== MATERIAL FOR THE TASK
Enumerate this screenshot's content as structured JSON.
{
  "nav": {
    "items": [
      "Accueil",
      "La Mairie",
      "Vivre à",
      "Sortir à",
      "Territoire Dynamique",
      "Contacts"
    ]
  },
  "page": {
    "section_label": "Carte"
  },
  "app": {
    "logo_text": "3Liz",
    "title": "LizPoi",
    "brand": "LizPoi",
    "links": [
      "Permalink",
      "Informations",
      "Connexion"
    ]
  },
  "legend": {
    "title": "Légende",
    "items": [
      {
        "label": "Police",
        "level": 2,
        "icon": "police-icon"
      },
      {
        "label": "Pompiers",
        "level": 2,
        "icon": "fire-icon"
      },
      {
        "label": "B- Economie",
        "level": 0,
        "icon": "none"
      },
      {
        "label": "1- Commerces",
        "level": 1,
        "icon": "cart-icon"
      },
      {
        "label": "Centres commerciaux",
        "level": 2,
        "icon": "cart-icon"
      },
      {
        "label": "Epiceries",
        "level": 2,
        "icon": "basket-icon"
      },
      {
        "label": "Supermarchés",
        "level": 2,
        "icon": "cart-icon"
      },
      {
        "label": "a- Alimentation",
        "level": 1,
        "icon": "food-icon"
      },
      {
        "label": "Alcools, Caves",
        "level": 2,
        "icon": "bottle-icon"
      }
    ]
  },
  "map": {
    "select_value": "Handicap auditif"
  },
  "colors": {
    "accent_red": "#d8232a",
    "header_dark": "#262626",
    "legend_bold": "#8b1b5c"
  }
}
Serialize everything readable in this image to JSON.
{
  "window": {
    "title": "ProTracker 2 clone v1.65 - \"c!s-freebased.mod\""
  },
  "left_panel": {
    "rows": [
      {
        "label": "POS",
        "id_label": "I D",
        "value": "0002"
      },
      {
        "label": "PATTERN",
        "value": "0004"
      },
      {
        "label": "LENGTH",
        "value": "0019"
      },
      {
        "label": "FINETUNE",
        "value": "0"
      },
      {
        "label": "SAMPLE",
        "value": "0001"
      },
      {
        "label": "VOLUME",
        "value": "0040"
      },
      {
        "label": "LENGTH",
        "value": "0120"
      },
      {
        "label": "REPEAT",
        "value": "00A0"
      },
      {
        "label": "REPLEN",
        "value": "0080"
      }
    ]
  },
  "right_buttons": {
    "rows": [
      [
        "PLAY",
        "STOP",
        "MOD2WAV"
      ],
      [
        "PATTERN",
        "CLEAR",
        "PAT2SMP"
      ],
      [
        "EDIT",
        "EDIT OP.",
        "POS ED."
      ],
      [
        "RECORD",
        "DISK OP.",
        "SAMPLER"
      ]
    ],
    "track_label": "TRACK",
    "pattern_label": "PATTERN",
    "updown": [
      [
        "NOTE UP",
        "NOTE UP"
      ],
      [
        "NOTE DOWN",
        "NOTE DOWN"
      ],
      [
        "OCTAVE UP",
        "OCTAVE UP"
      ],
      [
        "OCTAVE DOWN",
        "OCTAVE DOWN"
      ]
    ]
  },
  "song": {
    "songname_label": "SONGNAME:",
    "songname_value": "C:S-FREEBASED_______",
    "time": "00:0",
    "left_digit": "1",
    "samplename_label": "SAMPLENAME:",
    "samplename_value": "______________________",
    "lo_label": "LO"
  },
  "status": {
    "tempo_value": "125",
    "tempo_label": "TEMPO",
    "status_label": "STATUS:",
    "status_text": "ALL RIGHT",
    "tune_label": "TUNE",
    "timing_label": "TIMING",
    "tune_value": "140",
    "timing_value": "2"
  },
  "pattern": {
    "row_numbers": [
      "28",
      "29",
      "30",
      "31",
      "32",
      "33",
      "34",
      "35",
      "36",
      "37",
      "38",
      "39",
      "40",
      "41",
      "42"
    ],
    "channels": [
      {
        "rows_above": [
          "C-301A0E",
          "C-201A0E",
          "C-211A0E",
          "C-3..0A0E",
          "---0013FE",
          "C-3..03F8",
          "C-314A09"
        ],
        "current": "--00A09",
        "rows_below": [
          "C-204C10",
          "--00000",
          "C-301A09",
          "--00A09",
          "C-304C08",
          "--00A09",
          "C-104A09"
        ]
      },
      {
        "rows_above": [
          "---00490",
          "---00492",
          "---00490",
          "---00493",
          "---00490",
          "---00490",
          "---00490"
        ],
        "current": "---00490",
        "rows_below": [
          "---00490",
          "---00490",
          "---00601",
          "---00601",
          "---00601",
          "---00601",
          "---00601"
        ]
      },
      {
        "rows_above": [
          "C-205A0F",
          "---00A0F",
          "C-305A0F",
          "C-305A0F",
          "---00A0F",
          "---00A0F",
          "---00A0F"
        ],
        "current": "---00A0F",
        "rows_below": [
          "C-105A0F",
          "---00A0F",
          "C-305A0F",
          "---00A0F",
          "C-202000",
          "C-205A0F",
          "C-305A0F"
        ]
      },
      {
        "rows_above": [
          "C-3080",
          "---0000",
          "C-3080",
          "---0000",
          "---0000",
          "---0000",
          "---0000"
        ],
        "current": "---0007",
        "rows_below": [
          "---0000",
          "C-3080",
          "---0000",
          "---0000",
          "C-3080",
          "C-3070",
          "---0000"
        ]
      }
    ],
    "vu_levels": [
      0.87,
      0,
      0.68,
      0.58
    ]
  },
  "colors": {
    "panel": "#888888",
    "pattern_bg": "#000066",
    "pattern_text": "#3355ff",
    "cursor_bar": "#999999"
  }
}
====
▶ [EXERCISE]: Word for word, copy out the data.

▶ [TASK RESPONSE]:
Enumerate this screenshot's content as structured JSON.
{
  "nav": {
    "items": [
      "Accueil",
      "La Mairie",
      "Vivre à",
      "Sortir à",
      "Territoire Dynamique",
      "Contacts"
    ]
  },
  "page": {
    "section_label": "Carte"
  },
  "app": {
    "logo_text": "3Liz",
    "title": "LizPoi",
    "brand": "LizPoi",
    "links": [
      "Permalink",
      "Informations",
      "Connexion"
    ]
  },
  "legend": {
    "title": "Légende",
    "items": [
      {
        "label": "Police",
        "level": 2,
        "icon": "police-icon"
      },
      {
        "label": "Pompiers",
        "level": 2,
        "icon": "fire-icon"
      },
      {
        "label": "B- Economie",
        "level": 0,
        "icon": "none"
      },
      {
        "label": "1- Commerces",
        "level": 1,
        "icon": "cart-icon"
      },
      {
        "label": "Centres commerciaux",
        "level": 2,
        "icon": "cart-icon"
      },
      {
        "label": "Epiceries",
        "level": 2,
        "icon": "basket-icon"
      },
      {
        "label": "Supermarchés",
        "level": 2,
        "icon": "cart-icon"
      },
      {
        "label": "a- Alimentation",
        "level": 1,
        "icon": "food-icon"
      },
      {
        "label": "Alcools, Caves",
        "level": 2,
        "icon": "bottle-icon"
      }
    ]
  },
  "map": {
    "select_value": "Handicap auditif"
  },
  "colors": {
    "accent_red": "#d8232a",
    "header_dark": "#262626",
    "legend_bold": "#8b1b5c"
  }
}
Serialize everything readable in this image to JSON.
{
  "window": {
    "title": "ProTracker 2 clone v1.65 - \"c!s-freebased.mod\""
  },
  "left_panel": {
    "rows": [
      {
        "label": "POS",
        "id_label": "I D",
        "value": "0002"
      },
      {
        "label": "PATTERN",
        "value": "0004"
      },
      {
        "label": "LENGTH",
        "value": "0019"
      },
      {
        "label": "FINETUNE",
        "value": "0"
      },
      {
        "label": "SAMPLE",
        "value": "0001"
      },
      {
        "label": "VOLUME",
        "value": "0040"
      },
      {
        "label": "LENGTH",
        "value": "0120"
      },
      {
        "label": "REPEAT",
        "value": "00A0"
      },
      {
        "label": "REPLEN",
        "value": "0080"
      }
    ]
  },
  "right_buttons": {
    "rows": [
      [
        "PLAY",
        "STOP",
        "MOD2WAV"
      ],
      [
        "PATTERN",
        "CLEAR",
        "PAT2SMP"
      ],
      [
        "EDIT",
        "EDIT OP.",
        "POS ED."
      ],
      [
        "RECORD",
        "DISK OP.",
        "SAMPLER"
      ]
    ],
    "track_label": "TRACK",
    "pattern_label": "PATTERN",
    "updown": [
      [
        "NOTE UP",
        "NOTE UP"
      ],
      [
        "NOTE DOWN",
        "NOTE DOWN"
      ],
      [
        "OCTAVE UP",
        "OCTAVE UP"
      ],
      [
        "OCTAVE DOWN",
        "OCTAVE DOWN"
      ]
    ]
  },
  "song": {
    "songname_label": "SONGNAME:",
    "songname_value": "C:S-FREEBASED_______",
    "time": "00:0",
    "left_digit": "1",
    "samplename_label": "SAMPLENAME:",
    "samplename_value": "______________________",
    "lo_label": "LO"
  },
  "status": {
    "tempo_value": "125",
    "tempo_label": "TEMPO",
    "status_label": "STATUS:",
    "status_text": "ALL RIGHT",
    "tune_label": "TUNE",
    "timing_label": "TIMING",
    "tune_value": "140",
    "timing_value": "2"
  },
  "pattern": {
    "row_numbers": [
      "28",
      "29",
      "30",
      "31",
      "32",
      "33",
      "34",
      "35",
      "36",
      "37",
      "38",
      "39",
      "40",
      "41",
      "42"
    ],
    "channels": [
      {
        "rows_above": [
          "C-301A0E",
          "C-201A0E",
          "C-211A0E",
          "C-3..0A0E",
          "---0013FE",
          "C-3..03F8",
          "C-314A09"
        ],
        "current": "--00A09",
        "rows_below": [
          "C-204C10",
          "--00000",
          "C-301A09",
          "--00A09",
          "C-304C08",
          "--00A09",
          "C-104A09"
        ]
      },
      {
        "rows_above": [
          "---00490",
          "---00492",
          "---00490",
          "---00493",
          "---00490",
          "---00490",
          "---00490"
        ],
        "current": "---00490",
        "rows_below": [
          "---00490",
          "---00490",
          "---00601",
          "---00601",
          "---00601",
          "---00601",
          "---00601"
        ]
      },
      {
        "rows_above": [
          "C-205A0F",
          "---00A0F",
          "C-305A0F",
          "C-305A0F",
          "---00A0F",
          "---00A0F",
          "---00A0F"
        ],
        "current": "---00A0F",
        "rows_below": [
          "C-105A0F",
          "---00A0F",
          "C-305A0F",
          "---00A0F",
          "C-202000",
          "C-205A0F",
          "C-305A0F"
        ]
      },
      {
        "rows_above": [
          "C-3080",
          "---0000",
          "C-3080",
          "---0000",
          "---0000",
          "---0000",
          "---0000"
        ],
        "current": "---0007",
        "rows_below": [
          "---0000",
          "C-3080",
          "---0000",
          "---0000",
          "C-3080",
          "C-3070",
          "---0000"
        ]
      }
    ],
    "vu_levels": [
      0.87,
      0,
      0.68,
      0.58
    ]
  },
  "colors": {
    "panel": "#888888",
    "pattern_bg": "#000066",
    "pattern_text": "#3355ff",
    "cursor_bar": "#999999"
  }
}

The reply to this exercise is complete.